      The strengths of Brønsted-Lowry acids and bases in aqueous solutions can be determined by their acid or base ionization constants. Stronger acids form weaker conjugate bases, and weaker acids form stronger conjugate bases. Thus strong acids are completely ionized in aqueous solution because their conjugate bases are weaker bases than water. Weak acids are only partially ionized because their conjugate bases are strong enough to compete successfully with water for possession of protons.
    • 5.8: Ionization Constants of Weak Acids
    • 5.9: Weak Bases
      The pH of a solution of a weak base can be calculated in a way which is very similar to that used for a weak acid. Instead of an acid constant Ka, a base constant Kb must be used.
    • 5.10: Ionization Constants of Weak Bases
    • 5.11: Relationship Between Ka and Kb
    • 5.12: Acid-Base Properties of Salt Solutions
      A salt can dissolve in water to produce a neutral, a basic, or an acidic solution, depending on whether it contains the conjugate base of a weak acid as the anion ( A−A− ), the conjugate acid of a weak base as the cation ( BH+ ), or both. Salts that contain small, highly charged metal ions produce acidic solutions in water. The reaction of a salt with water to produce an acidic or a basic solution is called a hydrolysis reaction.
    • 5.13: The Common-Ion Effect
      The common-ion effect is used to describe the effect on an equilibrium involving a substance that adds an ion that is a part of the equilibrium.
    • 5.14: Buffered Solutions
      Buffers are solutions that resist a change in pH after adding an acid or a base. Buffers contain a weak acid (\(HA\)) and its conjugate weak base (\(A^−\)). Adding a strong electrolyte that contains one ion in common with a reaction system that is at equilibrium shifts the equilibrium in such a way as to reduce the concentration of the common ion. Buffers are characterized by their pH range and buffer capacity.

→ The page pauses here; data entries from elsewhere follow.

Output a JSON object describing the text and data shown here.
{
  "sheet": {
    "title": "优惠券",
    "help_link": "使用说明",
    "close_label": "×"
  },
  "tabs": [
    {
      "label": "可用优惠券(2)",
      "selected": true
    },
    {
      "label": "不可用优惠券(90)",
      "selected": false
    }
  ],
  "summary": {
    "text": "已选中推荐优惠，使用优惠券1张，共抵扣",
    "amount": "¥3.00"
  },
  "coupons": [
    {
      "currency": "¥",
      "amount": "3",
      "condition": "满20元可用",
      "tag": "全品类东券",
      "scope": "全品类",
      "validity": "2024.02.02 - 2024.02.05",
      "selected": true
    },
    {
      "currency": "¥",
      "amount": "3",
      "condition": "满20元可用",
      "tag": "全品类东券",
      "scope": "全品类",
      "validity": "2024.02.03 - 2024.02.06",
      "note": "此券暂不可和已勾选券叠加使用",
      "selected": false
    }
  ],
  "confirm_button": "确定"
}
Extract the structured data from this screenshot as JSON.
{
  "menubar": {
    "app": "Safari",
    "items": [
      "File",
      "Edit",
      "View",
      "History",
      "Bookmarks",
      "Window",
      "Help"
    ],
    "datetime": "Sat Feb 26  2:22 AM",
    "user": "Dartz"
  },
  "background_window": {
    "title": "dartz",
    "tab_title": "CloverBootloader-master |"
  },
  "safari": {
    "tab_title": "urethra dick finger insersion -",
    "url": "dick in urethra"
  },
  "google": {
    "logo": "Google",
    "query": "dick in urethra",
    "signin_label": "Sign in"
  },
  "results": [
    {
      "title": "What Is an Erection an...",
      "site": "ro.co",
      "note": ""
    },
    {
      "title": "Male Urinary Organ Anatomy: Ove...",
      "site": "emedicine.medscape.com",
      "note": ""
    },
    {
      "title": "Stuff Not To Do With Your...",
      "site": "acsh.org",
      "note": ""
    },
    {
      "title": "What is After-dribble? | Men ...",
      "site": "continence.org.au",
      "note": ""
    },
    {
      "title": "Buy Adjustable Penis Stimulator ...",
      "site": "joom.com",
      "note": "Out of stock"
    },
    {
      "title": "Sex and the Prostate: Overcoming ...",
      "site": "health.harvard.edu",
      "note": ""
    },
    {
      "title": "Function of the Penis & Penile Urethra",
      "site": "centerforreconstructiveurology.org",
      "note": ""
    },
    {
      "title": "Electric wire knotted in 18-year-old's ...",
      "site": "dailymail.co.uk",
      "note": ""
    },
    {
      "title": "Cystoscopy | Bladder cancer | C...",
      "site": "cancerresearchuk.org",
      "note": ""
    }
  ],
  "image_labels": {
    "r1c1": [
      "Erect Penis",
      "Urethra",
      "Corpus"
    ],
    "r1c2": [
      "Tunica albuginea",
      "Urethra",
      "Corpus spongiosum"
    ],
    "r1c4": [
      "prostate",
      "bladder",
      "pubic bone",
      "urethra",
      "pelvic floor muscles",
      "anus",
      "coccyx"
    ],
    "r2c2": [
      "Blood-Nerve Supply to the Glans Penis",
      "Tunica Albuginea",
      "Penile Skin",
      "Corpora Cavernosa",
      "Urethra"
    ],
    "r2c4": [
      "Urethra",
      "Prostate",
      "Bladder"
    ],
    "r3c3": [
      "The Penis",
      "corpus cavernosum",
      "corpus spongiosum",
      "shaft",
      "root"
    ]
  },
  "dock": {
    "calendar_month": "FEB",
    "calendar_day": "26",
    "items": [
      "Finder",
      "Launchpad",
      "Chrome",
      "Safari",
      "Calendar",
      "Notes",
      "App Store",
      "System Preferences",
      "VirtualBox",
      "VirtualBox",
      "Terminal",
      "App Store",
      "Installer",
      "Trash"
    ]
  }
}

    • 5.15: Acid-Base Titrations
      The shape of a titration curve, a plot of pH versus the amount of acid or base added, provides important information about what is occurring in solution during a titration. The shapes of titration curves for weak acids and bases depend dramatically on the identity of the compound. The equivalence point of an acid–base titration is the point at which exactly enough acid or base has been added to react completely with the other component.


    5: Acids and Bases is shared under a not declared license and was authored, remixed, and/or curated by LibreTexts.

    • Was this article helpful?